The most vulnerable EM countries in such a scenario would be those that run hefty current account deficits and are therefore reliant on external financing. Such risks have been so well telegraphed that fund managers generally pursue a highly selective approach to EM assets.
One of the strategies deployed by investors to mitigate the risks of a strong dollar is to fund investments not by borrowing U.S. dollars but euro, which has depreciated or stayed steady against many EM currencies. In 2014, local EM currency bonds returned an average 7 percent against the euro and have returned 7.3 percent this year so far, according to Ms. Prime.
Another scheme to defray EM risk is to select the bonds of investment-grade issuers only, thus qualifying for inflows from insurance companies and pension funds that are restricted by their covenants from investing in issues designated as 'junk.'
In a separate category, a large but relatively untapped opportunity lies in China. Some $1.5 trillion of the $4 trillion global market for EM local currency bonds is located within China's domestic market, accessible to foreign investors only through a tightly controlled quota system.

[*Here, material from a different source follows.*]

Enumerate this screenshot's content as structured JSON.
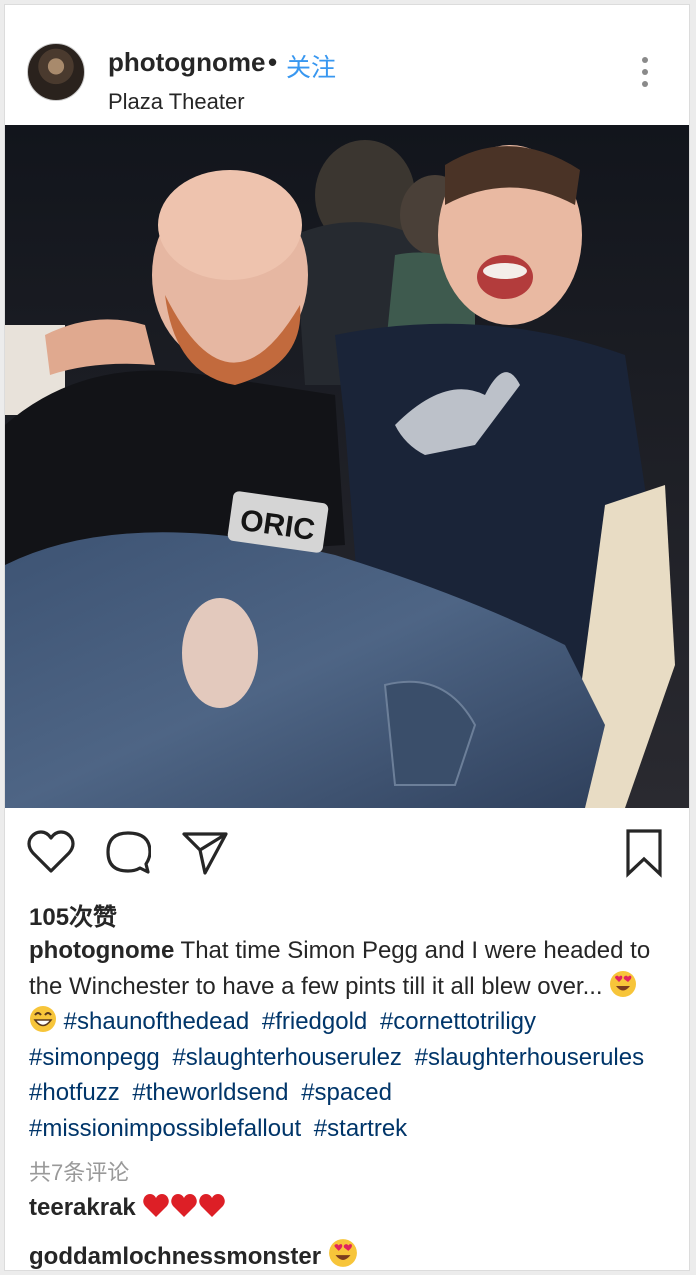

But for those investors able to access allocations, the returns can be attractive because of the higher interest rate environment in mainland China. The China Universal Enhanced Bond Fund, for example, returned 13.12 percent in 2014, according to China Universal, a Chinese asset manager.
"We are definitely seeing increasing interest from European investors, both retail and institutional, who are hunting for yield in a world that is not really delivering their return targets," said Christopher Gunns, a managing director at China Universal.
But, he notes that Chinese domestic debt stretches the comfort zone for some European investors. "Among the institutional investors there are two things at play; a conservative risk budget competing with a need to generate returns."